(Image: Alanala)

(Image: Alanala)

I feel so morally and socially compelled to help Hong Kong in some way, but I don’t know if such sentiment is just part of a fleeting phase of childish and youthful optimism on my part; but at the same time, even as I enjoy the other subjects I am considering pursuing, I do not feel I could really benefit society by pursuing careers in them. Another question I ask myself is, if I were to make an active and prolonged effort to help Hong Kong, would I find myself in a place of unemployment?

Margaret Thatcher and the Handover of Hong Kong

I was wandering around on the Internet last Thursday (as I often do) when I came across the British record of Margaret Thatcher’s meeting with Deng Xiaoping as they started formal talks about the future of Hong Kong in 1982. As I wasn’t even born in 1982, this was my first time learning about this talk and the roles and stances Margaret Thatcher and Deng Xiaoping took on Hong Kong’s future status; I only knew that basically, in the 1980s, Great Britain eventually caved into China’s demands and decided to return Hong Kong to China.

I can’t help but find such documentation of certain historical events like this fascinating; reading of the adamance of both Margaret Thatcher and Deng Xiaoping at the time, I found it somewhat miraculous that the sides came to an agreement, albeit a very flawed one that Hong Kong people are currently bearing the repercussions of. After reading the British record of the events, I felt compelled (as I often do with Hong Kong-related news) to search for more to read about the handover. And here is what I read. (Note: The reason for the delay in this post is that I read up on Margaret Thatcher and Hong Kong as I was supposed to pack for a trip the next day…along with finish up some work due the next day. Procrastination at its best?)

I’ve also never read [at-one-time-secret] official government accounts of diplomatic discussions; and despite Thatcher’s failure to secure long-term British administration of Hong Kong, I can’t help but feel her initial “Iron Lady”-type obstinacy commendable:

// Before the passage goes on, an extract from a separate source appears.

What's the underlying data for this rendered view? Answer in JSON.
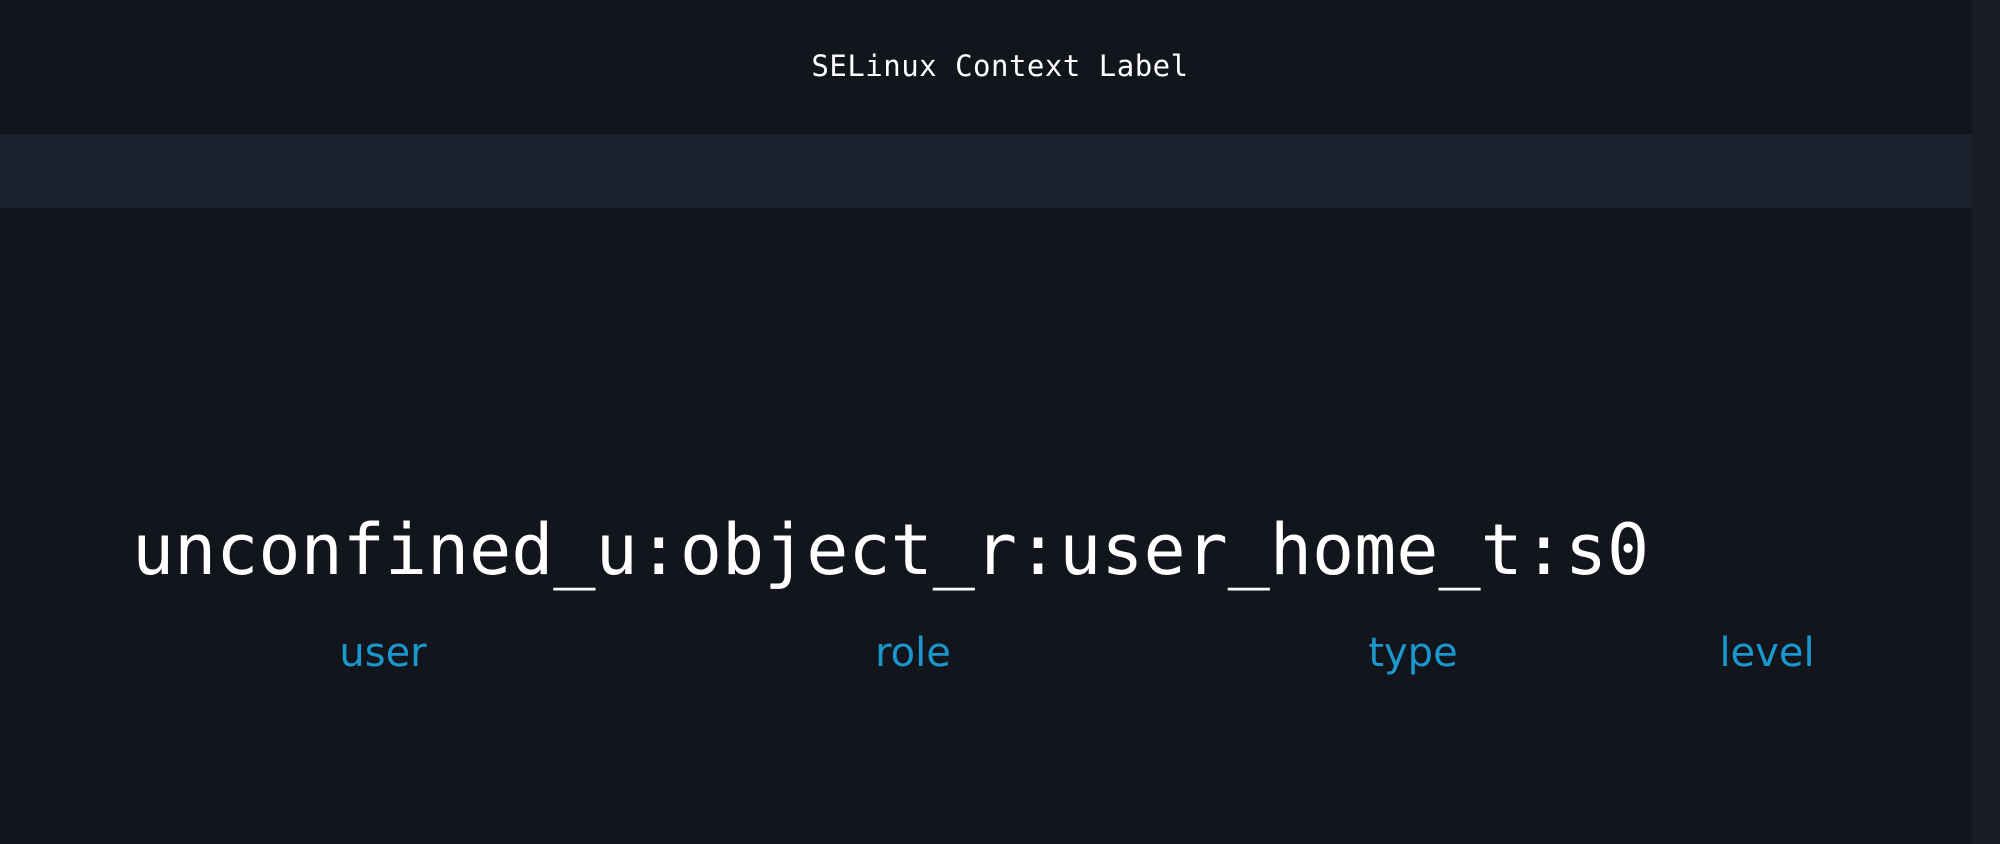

British Record of Meeting Between Margaret Thatcher and Deng Xiaoping at the Great Hall of the People on Friday 24 September [1982] at 10:30 AM

Additional readings, published(?) by British news agencies the Independent and the Telegraph, respectively:

How Mrs Thatcher Lost Hong Kong: Ten years ago, fired up by her triumph in the Falklands war, Margaret Thatcher flew to Peking for a last-ditch attempt to keep Hong Kong under British rule – only to meet her match in Deng Xiaoping. Two years later she signed the agreement handing the territory to China

As this was written in 1992, I wonder if the [British or Western] public opinion of the 1990s on the upcoming transfer of sovereignty of Hong Kong was likewise bleak and pessimistic, and if Britain or the West actually cared about Hong Kong’s future political outlook (as it is quite apparent in present-day that Hong Kong has been driven almost completely off the radar). Written in narrative form, it brings the events to life in full color; I believe this is an excerpt from a book published in 1993, titled The End of Hong Kong: The Secret Diplomacy of Imperial Retreat.

And something comforting yet at the same time disheartening:

My regrets over Hong Kong by Lady Thatcher

I feel a bit comforted knowing that some important non-Chinese people do indeed think of Hong Kong at times, albeit Thatcher who most certainly should as the British representative who signed the Sino-British Joint Declaration herself. But of course, the disheartening part comes into play as Thatcher, like many (myself included), regrets Hong Kong’s current situation, or at least the fact that it is indeed back in China’s power now.

And so you have it, part one* of my readings about Margaret Thatcher and the handover of Hong Kong.

*assuming I will have time to revisit the 1980s in the future when I might find myself less busy